If there is one area of the law where there are buckets full of numbers it’s in the area of Gun Law. Everyone has a number for something related to firearms…regardless of which side of the fence you might sit on when it comes to firearms and gun control.
The gun control advocates can put together statistics that prove their point in just about every situation. The same can be said for those who want less gun control and favor maintaining their 2nd Amendment rights. Regardless of which side of the argument you might be on, someone always has numbers to prove their point.
Rather than get mired down in debating whether or not a particular statistic is right or wrong or valid or invalid, maybe it’s time to think about this with a different angle…common sense.
If someone comes up to you and gives you a statistic that is outrageous, your first instinct is to say this can’t be true. This is your common sense kicking into gear and asking normal questions about the numbers. You know deep down it is probably a number someone came up with using a unique combination of variables to prove their point and so you generally would ignore it or discredit it. This is your intuition and common sense coming into play and discounting the information.
But what if the number doesn’t seem too outrageous but a bit unbelievable? This is where most statistics get confusing and often times construed in such a way so as to prove the point the person is trying make. The same rule applies…if it doesn’t pass the common sense test for you, leave it alone. As an attorney, statistics become very powerful when making a point. The question is always, is this an isolated statistic that is being used to just prove a point or is it the big picture.

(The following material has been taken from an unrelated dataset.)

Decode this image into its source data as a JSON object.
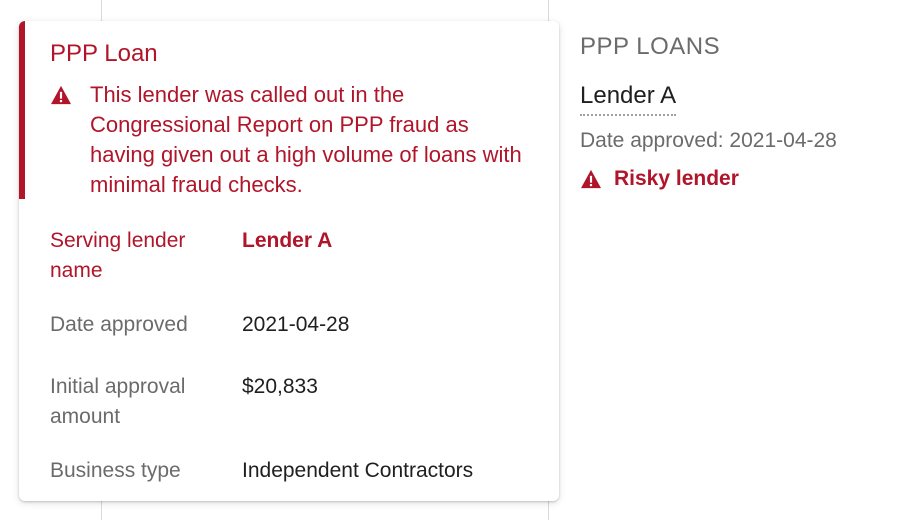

All too often we find a whole host of statistics surrounding a situation and someone pulls one or two they like out of the pile and makes a case around it. It isn’t giving you the entire picture and usually doesn’t pass the common sense test. Think of it this way…you bake a pie and use 5 different berries in the pie, each in its own area of the pie. If you cut a small piece out of each area and served it to your guests they would see that there are 5 different berries and would realize each berry represented 20% of the pie. But what if you just cut into one section of the pie and served it. Your guest would think it was only a blackberry pie or blueberry pie, depending on the berry they got. This would not be an accurate representation of the pie…similar to how many use isolated statistics to prove their point.

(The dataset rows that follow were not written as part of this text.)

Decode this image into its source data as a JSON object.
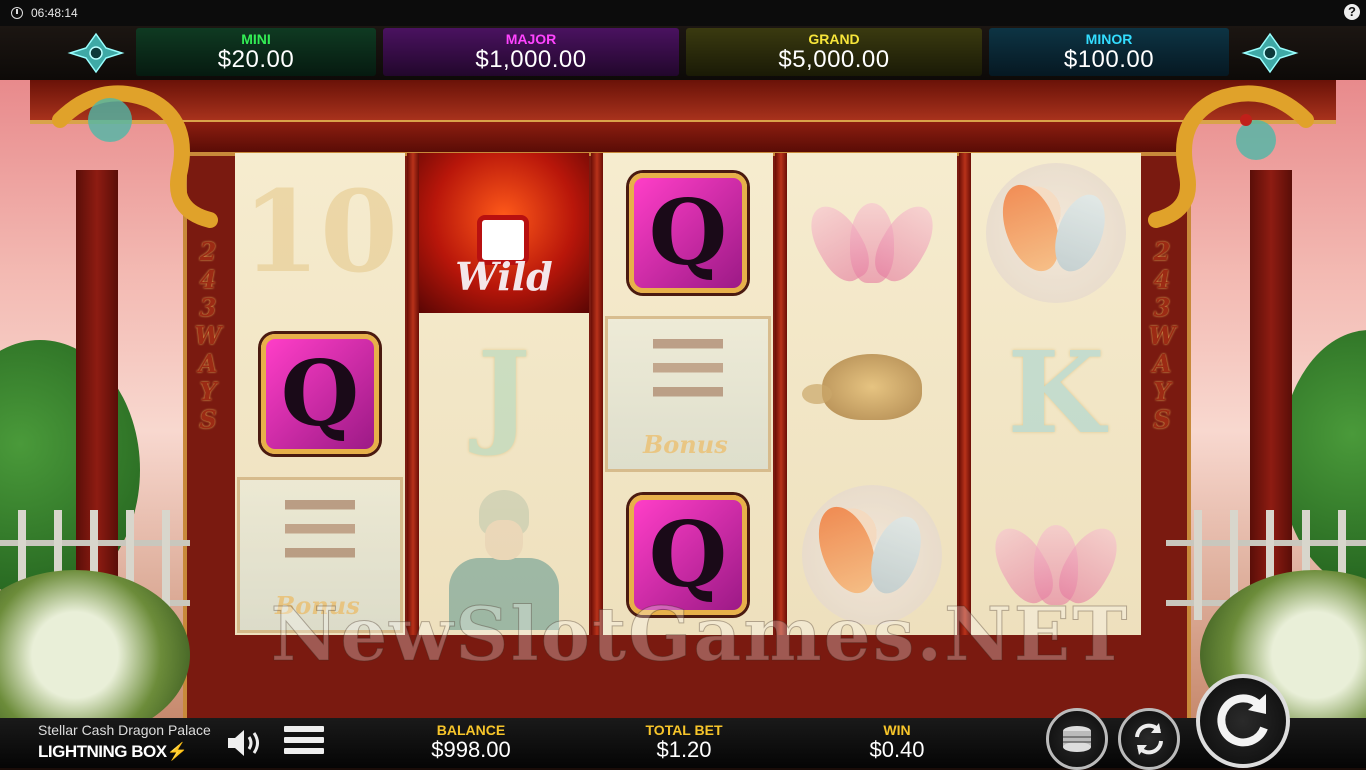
{
  "status": {
    "time": "06:48:14",
    "help": "?"
  },
  "jackpots": [
    {
      "label": "MINI",
      "amount": "$20.00"
    },
    {
      "label": "MAJOR",
      "amount": "$1,000.00"
    },
    {
      "label": "GRAND",
      "amount": "$5,000.00"
    },
    {
      "label": "MINOR",
      "amount": "$100.00"
    }
  ],
  "ways": {
    "left": [
      "2",
      "4",
      "3",
      "W",
      "A",
      "Y",
      "S"
    ],
    "right": [
      "2",
      "4",
      "3",
      "W",
      "A",
      "Y",
      "S"
    ]
  },
  "reels": [
    [
      "10",
      "Q",
      "Bonus"
    ],
    [
      "Wild",
      "J",
      "Warrior"
    ],
    [
      "Q",
      "Bonus",
      "Q"
    ],
    [
      "Lotus",
      "Turtle",
      "Koi"
    ],
    [
      "Koi",
      "K",
      "Lotus"
    ]
  ],
  "symbol_text": {
    "wild": "Wild",
    "bonus": "Bonus"
  },
  "watermark": "NewSlotGames.NET",
  "bottom": {
    "game_name": "Stellar Cash Dragon Palace",
    "logo_text": "LIGHTNING BOX",
    "balance_label": "BALANCE",
    "balance": "$998.00",
    "bet_label": "TOTAL BET",
    "bet": "$1.20",
    "win_label": "WIN",
    "win": "$0.40"
  },
  "colors": {
    "mini": "#33ee55",
    "major": "#ff44ff",
    "grand": "#f7e53a",
    "minor": "#33ddff",
    "label_gold": "#f7c52a"
  },
  "icons": [
    "clock-icon",
    "help-icon",
    "sound-icon",
    "menu-icon",
    "coins-icon",
    "autoplay-icon",
    "spin-icon",
    "lightning-bolt-icon"
  ]
}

So the next time you read an article about gun laws, realize that most of the time someone is more than likely taking one slice out of the pie and trying to convince you it is a blackberry pie. Your common sense should tell you to look further and realize that there are other berries in the pie, other statistics that are part of the overall analysis. Do your homework when you see statistics…validate them with other research…check them against your common sense. In most cases you will realize they are just trying to serve you blackberries and ignoring the other 4 types of berries.

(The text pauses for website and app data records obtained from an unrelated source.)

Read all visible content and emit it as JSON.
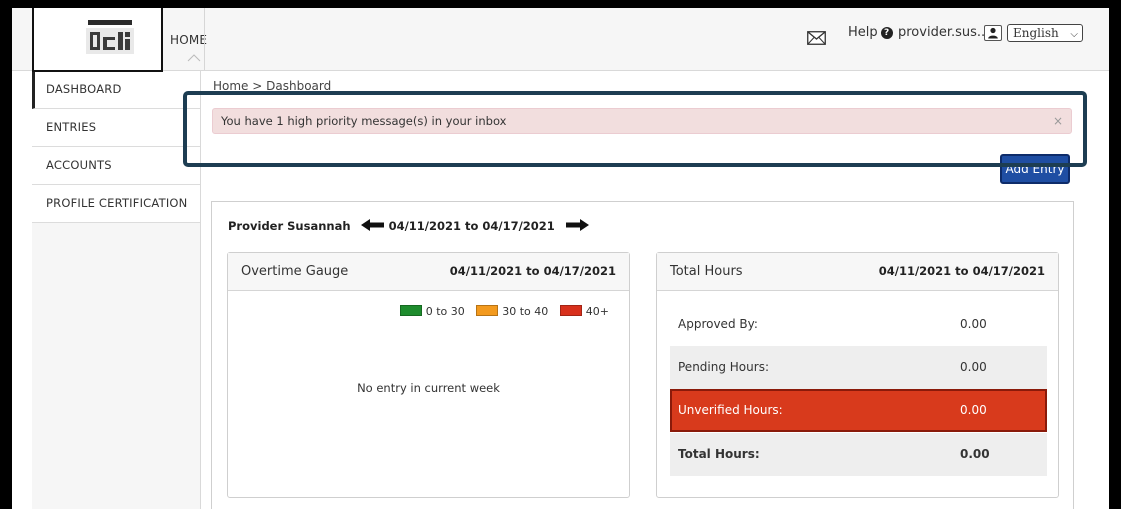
{
  "header": {
    "home_label": "HOME",
    "help_label": "Help",
    "help_icon": "question-circle-icon",
    "user_label": "provider.sus...",
    "user_icon": "user-icon",
    "mail_icon": "envelope-icon",
    "language": "English"
  },
  "sidebar": {
    "items": [
      {
        "label": "DASHBOARD"
      },
      {
        "label": "ENTRIES"
      },
      {
        "label": "ACCOUNTS"
      },
      {
        "label": "PROFILE CERTIFICATION"
      }
    ]
  },
  "breadcrumb": "Home > Dashboard",
  "alert": {
    "text": "You have 1 high priority message(s) in your inbox",
    "close": "×"
  },
  "add_entry_label": "Add Entry",
  "week": {
    "provider": "Provider Susannah",
    "range": "04/11/2021 to 04/17/2021"
  },
  "overtime": {
    "title": "Overtime Gauge",
    "range": "04/11/2021 to 04/17/2021",
    "legend": [
      {
        "label": "0 to 30",
        "color": "#1e8c2d"
      },
      {
        "label": "30 to 40",
        "color": "#f39a1e"
      },
      {
        "label": "40+",
        "color": "#d8301c"
      }
    ],
    "empty_text": "No entry in current week"
  },
  "totals": {
    "title": "Total Hours",
    "range": "04/11/2021 to 04/17/2021",
    "rows": [
      {
        "label": "Approved By:",
        "value": "0.00"
      },
      {
        "label": "Pending Hours:",
        "value": "0.00"
      },
      {
        "label": "Unverified Hours:",
        "value": "0.00"
      },
      {
        "label": "Total Hours:",
        "value": "0.00"
      }
    ]
  },
  "colors": {
    "alert_bg": "#f2dede",
    "highlight_border": "#1d3d52",
    "button_bg": "#1f4ea3",
    "unverified_bg": "#d83a1c"
  }
}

Be cautious and validate the numbers…the real story always comes out when all the berries in the pie are identified.